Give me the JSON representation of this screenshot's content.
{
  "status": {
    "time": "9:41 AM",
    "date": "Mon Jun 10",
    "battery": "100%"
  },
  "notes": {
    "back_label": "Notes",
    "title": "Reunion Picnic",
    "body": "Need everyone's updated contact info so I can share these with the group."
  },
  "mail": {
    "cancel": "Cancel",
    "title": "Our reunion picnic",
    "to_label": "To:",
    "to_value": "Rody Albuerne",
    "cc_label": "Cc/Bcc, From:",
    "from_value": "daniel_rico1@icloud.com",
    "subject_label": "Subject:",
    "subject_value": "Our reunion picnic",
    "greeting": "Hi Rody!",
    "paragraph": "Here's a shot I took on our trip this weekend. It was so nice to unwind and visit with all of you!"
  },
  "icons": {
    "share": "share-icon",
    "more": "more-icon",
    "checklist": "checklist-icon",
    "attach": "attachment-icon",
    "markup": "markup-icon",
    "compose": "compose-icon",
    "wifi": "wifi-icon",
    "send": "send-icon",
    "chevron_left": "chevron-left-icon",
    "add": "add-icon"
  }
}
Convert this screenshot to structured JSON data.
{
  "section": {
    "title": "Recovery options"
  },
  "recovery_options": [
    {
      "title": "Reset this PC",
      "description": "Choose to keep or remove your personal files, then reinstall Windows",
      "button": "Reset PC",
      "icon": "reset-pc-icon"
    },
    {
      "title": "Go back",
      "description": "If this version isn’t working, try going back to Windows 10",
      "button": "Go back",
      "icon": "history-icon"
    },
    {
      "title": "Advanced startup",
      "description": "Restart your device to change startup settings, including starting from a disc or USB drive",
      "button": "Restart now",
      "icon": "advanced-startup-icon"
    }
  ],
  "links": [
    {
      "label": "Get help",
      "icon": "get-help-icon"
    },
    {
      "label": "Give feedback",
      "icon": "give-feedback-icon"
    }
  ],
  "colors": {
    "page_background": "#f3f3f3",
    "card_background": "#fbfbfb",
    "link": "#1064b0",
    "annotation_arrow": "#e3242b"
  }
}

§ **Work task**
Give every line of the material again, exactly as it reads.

§ **Exercise solution**
Give me the JSON representation of this screenshot's content.
{
  "status": {
    "time": "9:41 AM",
    "date": "Mon Jun 10",
    "battery": "100%"
  },
  "notes": {
    "back_label": "Notes",
    "title": "Reunion Picnic",
    "body": "Need everyone's updated contact info so I can share these with the group."
  },
  "mail": {
    "cancel": "Cancel",
    "title": "Our reunion picnic",
    "to_label": "To:",
    "to_value": "Rody Albuerne",
    "cc_label": "Cc/Bcc, From:",
    "from_value": "daniel_rico1@icloud.com",
    "subject_label": "Subject:",
    "subject_value": "Our reunion picnic",
    "greeting": "Hi Rody!",
    "paragraph": "Here's a shot I took on our trip this weekend. It was so nice to unwind and visit with all of you!"
  },
  "icons": {
    "share": "share-icon",
    "more": "more-icon",
    "checklist": "checklist-icon",
    "attach": "attachment-icon",
    "markup": "markup-icon",
    "compose": "compose-icon",
    "wifi": "wifi-icon",
    "send": "send-icon",
    "chevron_left": "chevron-left-icon",
    "add": "add-icon"
  }
}
Convert this screenshot to structured JSON data.
{
  "section": {
    "title": "Recovery options"
  },
  "recovery_options": [
    {
      "title": "Reset this PC",
      "description": "Choose to keep or remove your personal files, then reinstall Windows",
      "button": "Reset PC",
      "icon": "reset-pc-icon"
    },
    {
      "title": "Go back",
      "description": "If this version isn’t working, try going back to Windows 10",
      "button": "Go back",
      "icon": "history-icon"
    },
    {
      "title": "Advanced startup",
      "description": "Restart your device to change startup settings, including starting from a disc or USB drive",
      "button": "Restart now",
      "icon": "advanced-startup-icon"
    }
  ],
  "links": [
    {
      "label": "Get help",
      "icon": "get-help-icon"
    },
    {
      "label": "Give feedback",
      "icon": "give-feedback-icon"
    }
  ],
  "colors": {
    "page_background": "#f3f3f3",
    "card_background": "#fbfbfb",
    "link": "#1064b0",
    "annotation_arrow": "#e3242b"
  }
}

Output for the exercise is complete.